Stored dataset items

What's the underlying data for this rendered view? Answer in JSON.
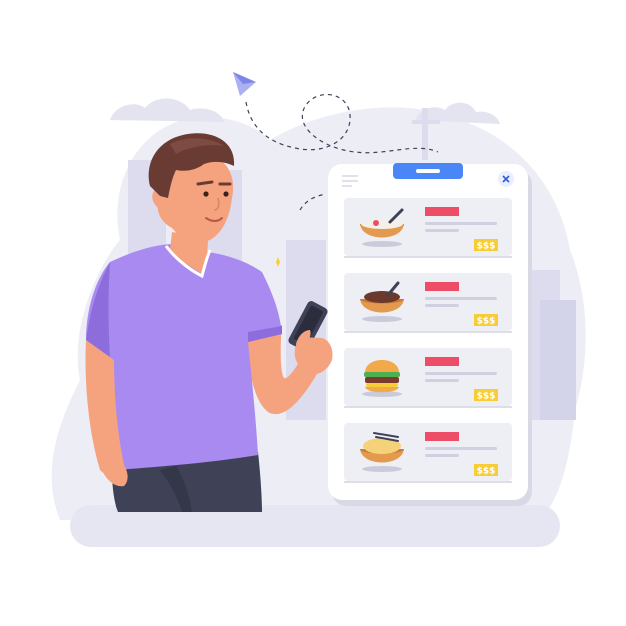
{
  "colors": {
    "background": "#ffffff",
    "scene_backdrop": "#ededf6",
    "building": "#dcdcee",
    "floor": "#e6e6f2",
    "app_card": "#ffffff",
    "menu_row": "#eeeef5",
    "row_divider": "#dedee8",
    "accent_blue": "#4a86f5",
    "title_bar_red": "#ee4d67",
    "price_badge_yellow": "#f7cd37",
    "text_line_gray": "#cfd1e0",
    "shirt": "#a98af0",
    "shirt_shadow": "#8d6cdc",
    "skin": "#f5a37e",
    "hair": "#6a3b33",
    "pants": "#3f4256"
  },
  "app": {
    "close_icon": "close-icon",
    "menu_icon": "hamburger-menu-icon",
    "items": [
      {
        "dish": "soup-bowl",
        "price": "$$$"
      },
      {
        "dish": "noodle-bowl",
        "price": "$$$"
      },
      {
        "dish": "burger",
        "price": "$$$"
      },
      {
        "dish": "rice-bowl",
        "price": "$$$"
      }
    ]
  },
  "decorations": {
    "paper_plane_icon": "paper-plane-icon",
    "dashed_flight_path": "dashed-loop-line"
  }
}
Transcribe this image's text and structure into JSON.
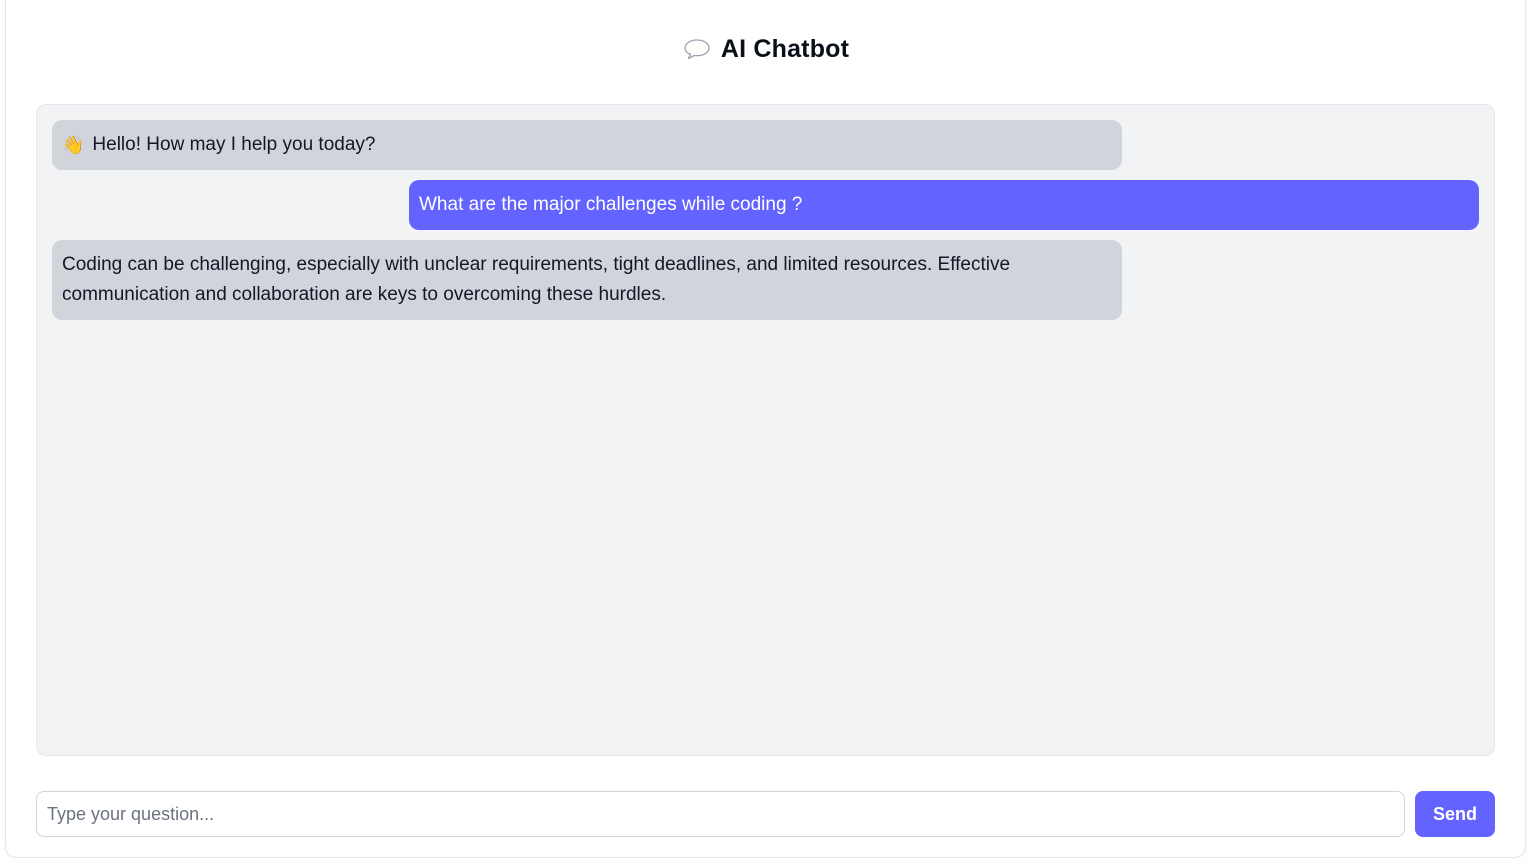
{
  "header": {
    "icon": "speech-bubble-icon",
    "title": "AI Chatbot"
  },
  "messages": [
    {
      "role": "bot",
      "icon": "waving-hand-icon",
      "text": "Hello! How may I help you today?"
    },
    {
      "role": "user",
      "text": "What are the major challenges while coding ?"
    },
    {
      "role": "bot",
      "text": "Coding can be challenging, especially with unclear requirements, tight deadlines, and limited resources. Effective communication and collaboration are keys to overcoming these hurdles."
    }
  ],
  "composer": {
    "value": "",
    "placeholder": "Type your question...",
    "send_label": "Send"
  },
  "colors": {
    "accent": "#6363ff",
    "bot_bubble": "#d1d5db",
    "chat_bg": "#f2f3f5"
  }
}
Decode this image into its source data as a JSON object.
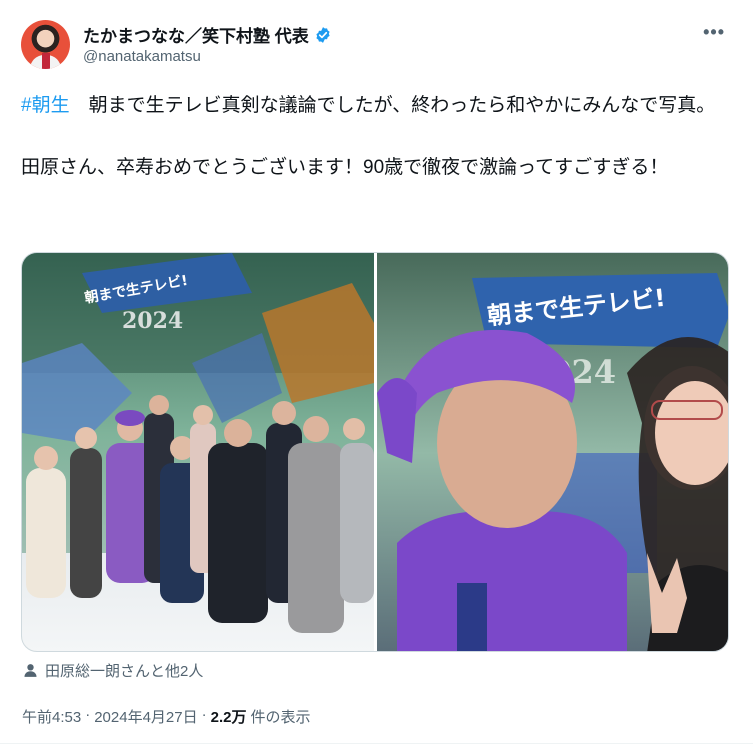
{
  "author": {
    "display_name": "たかまつなな／笑下村塾 代表",
    "handle": "@nanatakamatsu",
    "verified": true
  },
  "colors": {
    "link": "#1d9bf0",
    "verified": "#1d9bf0",
    "muted": "#536471"
  },
  "tweet": {
    "hashtag": "#朝生",
    "text_after_hashtag": "　朝まで生テレビ真剣な議論でしたが、終わったら和やかにみんなで写真。\n\n田原さん、卒寿おめでとうございます！90歳で徹夜で激論ってすごすぎる！"
  },
  "media": {
    "photo1": {
      "sign_text": "朝まで生テレビ!",
      "year_text": "2024"
    },
    "photo2": {
      "sign_text": "朝まで生テレビ!",
      "year_text": "2024"
    }
  },
  "tagged": {
    "icon": "person-icon",
    "label": "田原総一朗さんと他2人"
  },
  "meta": {
    "time": "午前4:53",
    "sep1": "·",
    "date": "2024年4月27日",
    "sep2": "·",
    "views_count": "2.2万",
    "views_label": "件の表示"
  },
  "more_icon": "more-options-icon"
}
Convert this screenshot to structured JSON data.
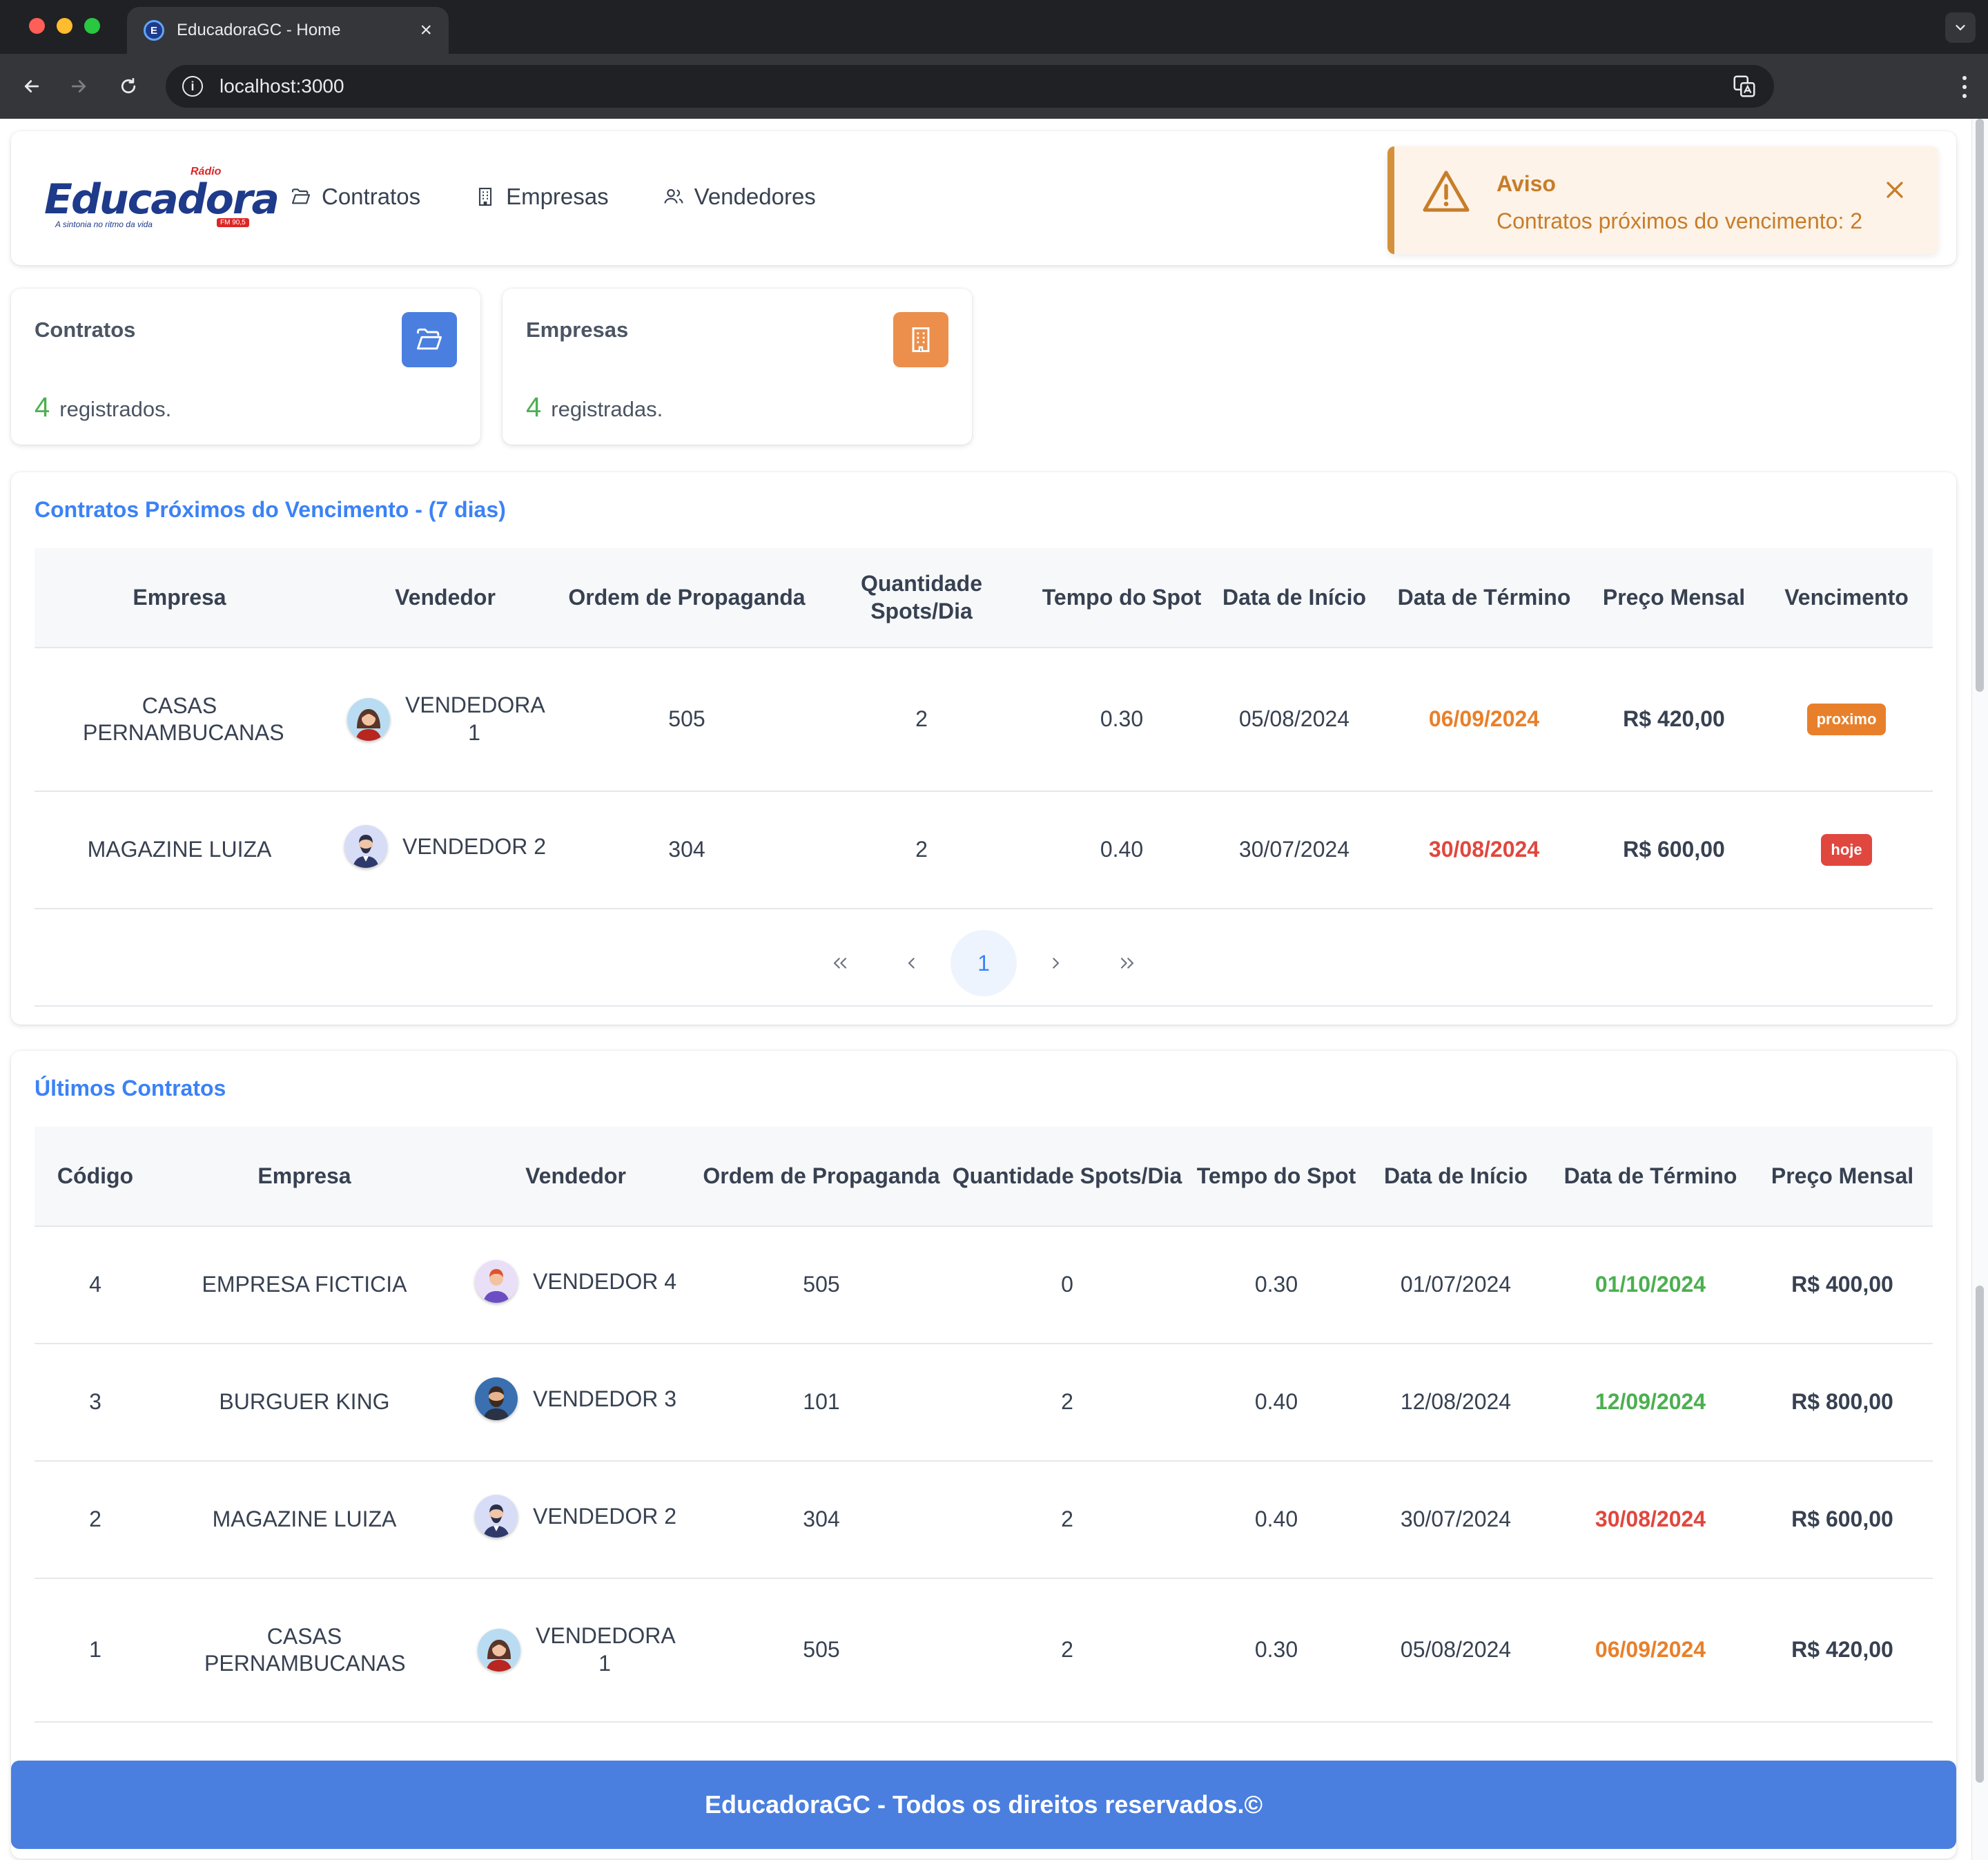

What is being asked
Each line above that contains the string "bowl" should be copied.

Solution
        "dish": "soup-bowl",
        "dish": "noodle-bowl",
        "dish": "rice-bowl",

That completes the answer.